| What to work on |
Below are the records; pull every line that includes "from".

| Data supplied |
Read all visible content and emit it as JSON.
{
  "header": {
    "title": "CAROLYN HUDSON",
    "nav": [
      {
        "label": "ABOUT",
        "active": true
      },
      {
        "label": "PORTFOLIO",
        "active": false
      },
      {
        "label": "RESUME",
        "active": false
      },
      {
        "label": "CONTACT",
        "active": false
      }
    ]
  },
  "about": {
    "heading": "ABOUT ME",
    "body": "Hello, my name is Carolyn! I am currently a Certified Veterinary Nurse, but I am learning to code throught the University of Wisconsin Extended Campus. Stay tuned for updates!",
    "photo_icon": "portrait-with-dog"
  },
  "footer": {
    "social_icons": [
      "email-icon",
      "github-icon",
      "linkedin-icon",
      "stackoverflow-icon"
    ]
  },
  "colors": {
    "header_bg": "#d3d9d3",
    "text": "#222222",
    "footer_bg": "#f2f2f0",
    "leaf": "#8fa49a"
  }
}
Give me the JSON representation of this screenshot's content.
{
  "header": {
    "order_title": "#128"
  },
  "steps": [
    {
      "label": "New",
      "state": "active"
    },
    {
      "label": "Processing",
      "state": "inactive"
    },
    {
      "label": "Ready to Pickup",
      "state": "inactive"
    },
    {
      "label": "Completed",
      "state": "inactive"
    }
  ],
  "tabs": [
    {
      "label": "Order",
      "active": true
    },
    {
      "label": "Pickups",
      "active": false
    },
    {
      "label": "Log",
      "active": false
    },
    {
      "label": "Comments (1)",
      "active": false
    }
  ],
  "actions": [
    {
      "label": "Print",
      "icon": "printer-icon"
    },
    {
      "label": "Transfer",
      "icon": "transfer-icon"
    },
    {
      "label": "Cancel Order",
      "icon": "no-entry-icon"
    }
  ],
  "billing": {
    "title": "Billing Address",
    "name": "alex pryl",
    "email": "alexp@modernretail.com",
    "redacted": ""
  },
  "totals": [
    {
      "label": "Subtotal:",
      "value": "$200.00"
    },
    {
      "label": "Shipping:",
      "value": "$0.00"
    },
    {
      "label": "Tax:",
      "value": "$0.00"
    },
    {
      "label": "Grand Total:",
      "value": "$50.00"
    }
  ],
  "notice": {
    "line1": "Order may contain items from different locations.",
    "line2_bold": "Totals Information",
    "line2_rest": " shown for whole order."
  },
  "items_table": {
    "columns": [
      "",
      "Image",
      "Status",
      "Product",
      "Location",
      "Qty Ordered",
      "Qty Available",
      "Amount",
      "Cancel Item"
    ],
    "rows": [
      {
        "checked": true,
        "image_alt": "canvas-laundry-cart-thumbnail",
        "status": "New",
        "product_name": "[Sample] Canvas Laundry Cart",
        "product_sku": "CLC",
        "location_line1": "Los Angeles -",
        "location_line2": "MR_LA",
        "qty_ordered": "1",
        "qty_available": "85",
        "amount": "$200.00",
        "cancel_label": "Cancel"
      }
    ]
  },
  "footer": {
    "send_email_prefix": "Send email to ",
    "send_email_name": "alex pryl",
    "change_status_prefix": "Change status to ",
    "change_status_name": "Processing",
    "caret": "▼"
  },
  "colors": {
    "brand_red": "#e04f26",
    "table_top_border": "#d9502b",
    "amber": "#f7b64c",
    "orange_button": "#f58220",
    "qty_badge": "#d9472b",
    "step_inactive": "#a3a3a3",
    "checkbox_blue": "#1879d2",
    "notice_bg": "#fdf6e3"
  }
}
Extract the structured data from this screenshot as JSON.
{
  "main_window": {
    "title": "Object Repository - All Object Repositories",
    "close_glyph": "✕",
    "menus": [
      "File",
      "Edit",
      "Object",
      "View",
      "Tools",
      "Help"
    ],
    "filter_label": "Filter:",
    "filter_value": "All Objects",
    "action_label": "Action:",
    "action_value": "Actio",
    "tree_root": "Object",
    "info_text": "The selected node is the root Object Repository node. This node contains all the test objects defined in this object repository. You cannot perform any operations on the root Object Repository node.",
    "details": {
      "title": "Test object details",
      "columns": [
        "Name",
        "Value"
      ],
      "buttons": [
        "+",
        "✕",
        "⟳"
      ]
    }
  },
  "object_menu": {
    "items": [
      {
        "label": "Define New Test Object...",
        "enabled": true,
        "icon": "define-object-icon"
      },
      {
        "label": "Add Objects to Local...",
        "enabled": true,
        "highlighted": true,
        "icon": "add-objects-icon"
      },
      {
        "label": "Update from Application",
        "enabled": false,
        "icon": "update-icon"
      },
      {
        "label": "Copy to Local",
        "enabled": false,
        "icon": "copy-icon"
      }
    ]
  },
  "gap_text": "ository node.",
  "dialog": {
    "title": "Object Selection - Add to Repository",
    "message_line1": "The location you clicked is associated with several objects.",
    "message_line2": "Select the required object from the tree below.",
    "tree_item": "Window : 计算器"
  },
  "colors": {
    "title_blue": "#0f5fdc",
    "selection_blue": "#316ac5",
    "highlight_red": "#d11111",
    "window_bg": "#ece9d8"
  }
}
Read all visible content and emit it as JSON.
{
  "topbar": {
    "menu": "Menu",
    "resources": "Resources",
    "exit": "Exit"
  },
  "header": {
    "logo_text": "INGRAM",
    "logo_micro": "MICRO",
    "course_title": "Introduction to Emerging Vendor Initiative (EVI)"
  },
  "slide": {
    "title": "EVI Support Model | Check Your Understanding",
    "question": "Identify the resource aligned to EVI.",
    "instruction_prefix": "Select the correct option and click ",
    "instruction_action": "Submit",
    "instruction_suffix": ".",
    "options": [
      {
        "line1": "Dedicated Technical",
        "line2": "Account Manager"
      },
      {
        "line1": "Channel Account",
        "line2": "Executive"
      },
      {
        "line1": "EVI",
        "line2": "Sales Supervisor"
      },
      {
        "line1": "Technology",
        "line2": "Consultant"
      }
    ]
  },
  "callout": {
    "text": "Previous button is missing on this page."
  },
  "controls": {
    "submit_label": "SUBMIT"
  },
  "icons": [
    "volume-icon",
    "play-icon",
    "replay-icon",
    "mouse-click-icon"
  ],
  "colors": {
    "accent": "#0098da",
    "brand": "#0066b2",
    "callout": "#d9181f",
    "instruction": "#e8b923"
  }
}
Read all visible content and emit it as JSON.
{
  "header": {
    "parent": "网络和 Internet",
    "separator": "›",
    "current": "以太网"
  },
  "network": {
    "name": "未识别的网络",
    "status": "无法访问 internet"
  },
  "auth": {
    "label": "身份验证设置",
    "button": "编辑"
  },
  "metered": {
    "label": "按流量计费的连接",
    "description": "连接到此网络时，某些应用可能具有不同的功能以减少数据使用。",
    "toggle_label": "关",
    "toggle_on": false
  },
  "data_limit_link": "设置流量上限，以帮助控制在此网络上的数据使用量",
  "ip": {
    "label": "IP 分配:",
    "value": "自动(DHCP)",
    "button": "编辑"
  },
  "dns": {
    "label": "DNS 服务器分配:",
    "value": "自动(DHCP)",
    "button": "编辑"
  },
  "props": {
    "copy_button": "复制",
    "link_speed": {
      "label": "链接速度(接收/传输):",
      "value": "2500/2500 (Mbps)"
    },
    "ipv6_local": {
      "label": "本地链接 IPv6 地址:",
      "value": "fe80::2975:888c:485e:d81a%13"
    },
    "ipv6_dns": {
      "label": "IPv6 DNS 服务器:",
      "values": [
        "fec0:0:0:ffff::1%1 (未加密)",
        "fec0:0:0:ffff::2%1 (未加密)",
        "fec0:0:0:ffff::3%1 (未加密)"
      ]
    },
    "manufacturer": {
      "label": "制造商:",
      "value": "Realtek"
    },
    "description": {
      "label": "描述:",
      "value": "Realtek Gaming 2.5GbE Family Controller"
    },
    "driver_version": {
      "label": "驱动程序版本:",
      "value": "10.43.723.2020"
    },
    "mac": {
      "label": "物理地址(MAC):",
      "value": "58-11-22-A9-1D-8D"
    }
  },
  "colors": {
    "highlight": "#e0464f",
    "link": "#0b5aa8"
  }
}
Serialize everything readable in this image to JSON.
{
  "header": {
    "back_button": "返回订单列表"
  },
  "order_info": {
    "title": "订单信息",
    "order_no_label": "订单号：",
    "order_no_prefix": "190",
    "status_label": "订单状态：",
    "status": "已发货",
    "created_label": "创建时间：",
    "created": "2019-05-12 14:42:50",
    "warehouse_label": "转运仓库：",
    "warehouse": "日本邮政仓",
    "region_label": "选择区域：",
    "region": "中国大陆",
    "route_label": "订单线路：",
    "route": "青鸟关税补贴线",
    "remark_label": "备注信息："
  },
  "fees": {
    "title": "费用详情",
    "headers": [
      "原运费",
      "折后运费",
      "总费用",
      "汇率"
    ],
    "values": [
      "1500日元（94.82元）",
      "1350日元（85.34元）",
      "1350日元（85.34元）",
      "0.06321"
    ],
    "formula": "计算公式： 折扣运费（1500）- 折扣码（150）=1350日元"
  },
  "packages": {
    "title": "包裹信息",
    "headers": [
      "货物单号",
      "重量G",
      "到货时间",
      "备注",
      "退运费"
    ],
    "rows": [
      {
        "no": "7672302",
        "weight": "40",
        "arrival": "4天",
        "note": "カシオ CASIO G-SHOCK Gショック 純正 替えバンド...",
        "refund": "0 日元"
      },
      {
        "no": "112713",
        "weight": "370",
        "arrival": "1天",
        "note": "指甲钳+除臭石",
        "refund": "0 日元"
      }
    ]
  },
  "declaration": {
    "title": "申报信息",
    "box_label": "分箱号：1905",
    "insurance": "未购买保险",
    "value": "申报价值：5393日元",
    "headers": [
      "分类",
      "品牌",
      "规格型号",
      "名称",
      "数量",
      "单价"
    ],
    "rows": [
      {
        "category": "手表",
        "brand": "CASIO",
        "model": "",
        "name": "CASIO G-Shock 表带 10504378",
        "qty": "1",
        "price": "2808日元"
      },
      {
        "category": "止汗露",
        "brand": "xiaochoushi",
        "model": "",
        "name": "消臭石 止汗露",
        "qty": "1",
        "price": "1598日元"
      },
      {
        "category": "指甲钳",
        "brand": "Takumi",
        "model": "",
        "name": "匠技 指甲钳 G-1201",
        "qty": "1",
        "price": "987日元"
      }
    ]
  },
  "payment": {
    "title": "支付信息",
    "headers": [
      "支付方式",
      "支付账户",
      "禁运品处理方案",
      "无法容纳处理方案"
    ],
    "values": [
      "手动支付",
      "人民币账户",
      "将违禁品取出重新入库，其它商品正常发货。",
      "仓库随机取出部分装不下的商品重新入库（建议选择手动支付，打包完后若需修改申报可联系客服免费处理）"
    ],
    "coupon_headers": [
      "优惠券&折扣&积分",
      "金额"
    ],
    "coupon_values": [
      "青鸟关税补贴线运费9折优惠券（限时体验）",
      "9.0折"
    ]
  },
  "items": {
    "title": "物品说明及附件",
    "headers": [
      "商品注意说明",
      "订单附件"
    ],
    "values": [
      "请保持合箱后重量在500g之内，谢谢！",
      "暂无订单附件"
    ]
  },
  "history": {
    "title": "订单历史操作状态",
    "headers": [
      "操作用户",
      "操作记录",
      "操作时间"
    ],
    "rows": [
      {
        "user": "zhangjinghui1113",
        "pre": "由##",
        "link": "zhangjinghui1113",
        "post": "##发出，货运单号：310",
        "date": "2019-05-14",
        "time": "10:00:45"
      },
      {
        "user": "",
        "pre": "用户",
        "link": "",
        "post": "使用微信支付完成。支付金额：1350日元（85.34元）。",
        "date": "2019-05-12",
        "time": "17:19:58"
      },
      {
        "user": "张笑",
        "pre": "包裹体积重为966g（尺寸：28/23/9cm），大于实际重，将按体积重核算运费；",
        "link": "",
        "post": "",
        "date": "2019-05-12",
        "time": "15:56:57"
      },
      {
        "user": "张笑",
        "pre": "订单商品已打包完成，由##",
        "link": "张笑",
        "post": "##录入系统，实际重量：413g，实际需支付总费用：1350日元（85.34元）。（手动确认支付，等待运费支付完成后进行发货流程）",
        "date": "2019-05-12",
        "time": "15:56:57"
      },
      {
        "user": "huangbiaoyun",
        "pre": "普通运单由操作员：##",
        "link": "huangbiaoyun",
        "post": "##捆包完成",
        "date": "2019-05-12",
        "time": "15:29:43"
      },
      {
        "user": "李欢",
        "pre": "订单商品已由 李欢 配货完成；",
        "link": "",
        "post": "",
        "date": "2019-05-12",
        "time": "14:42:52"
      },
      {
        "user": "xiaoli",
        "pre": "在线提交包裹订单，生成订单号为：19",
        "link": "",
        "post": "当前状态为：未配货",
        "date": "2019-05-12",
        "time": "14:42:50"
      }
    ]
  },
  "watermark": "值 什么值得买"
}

| Problem solution |
    "line1": "Order may contain items from different locations.",
Extract the structured data from this screenshot as JSON.
        "label": "Update from Application",
    "message_line2": "Select the required object from the tree below.",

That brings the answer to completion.